__Information supplied__
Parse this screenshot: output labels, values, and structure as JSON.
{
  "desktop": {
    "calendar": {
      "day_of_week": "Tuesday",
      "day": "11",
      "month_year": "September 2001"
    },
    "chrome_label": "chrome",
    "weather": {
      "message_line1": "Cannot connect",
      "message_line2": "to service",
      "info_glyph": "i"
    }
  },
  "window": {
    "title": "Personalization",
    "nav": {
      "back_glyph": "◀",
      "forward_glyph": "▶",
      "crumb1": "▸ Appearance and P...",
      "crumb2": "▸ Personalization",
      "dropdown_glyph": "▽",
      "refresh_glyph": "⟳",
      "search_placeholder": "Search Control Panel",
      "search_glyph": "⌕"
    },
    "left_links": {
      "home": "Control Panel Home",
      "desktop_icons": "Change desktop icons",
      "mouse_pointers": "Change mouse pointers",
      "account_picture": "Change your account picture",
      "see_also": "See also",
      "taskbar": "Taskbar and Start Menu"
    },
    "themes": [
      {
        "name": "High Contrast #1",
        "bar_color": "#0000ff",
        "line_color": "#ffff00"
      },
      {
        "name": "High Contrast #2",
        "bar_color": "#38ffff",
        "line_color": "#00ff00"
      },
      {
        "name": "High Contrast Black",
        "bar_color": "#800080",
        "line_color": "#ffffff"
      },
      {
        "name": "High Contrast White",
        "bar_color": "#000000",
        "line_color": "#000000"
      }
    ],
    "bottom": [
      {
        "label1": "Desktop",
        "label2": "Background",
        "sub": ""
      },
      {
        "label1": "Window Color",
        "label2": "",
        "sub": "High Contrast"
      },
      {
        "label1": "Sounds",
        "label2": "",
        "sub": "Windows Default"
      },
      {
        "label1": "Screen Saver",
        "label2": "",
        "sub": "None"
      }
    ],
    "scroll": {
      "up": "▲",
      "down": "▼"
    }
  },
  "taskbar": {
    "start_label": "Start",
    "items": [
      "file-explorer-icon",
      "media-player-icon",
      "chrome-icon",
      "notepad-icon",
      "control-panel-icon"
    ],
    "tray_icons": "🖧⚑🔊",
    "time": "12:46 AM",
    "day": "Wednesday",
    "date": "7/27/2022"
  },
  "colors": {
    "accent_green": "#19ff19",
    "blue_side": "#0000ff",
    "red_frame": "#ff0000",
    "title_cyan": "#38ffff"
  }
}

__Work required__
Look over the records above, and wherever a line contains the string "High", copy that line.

__Solved problem__
        "name": "High Contrast #1",
        "name": "High Contrast #2",
        "name": "High Contrast Black",
        "name": "High Contrast White",
        "sub": "High Contrast"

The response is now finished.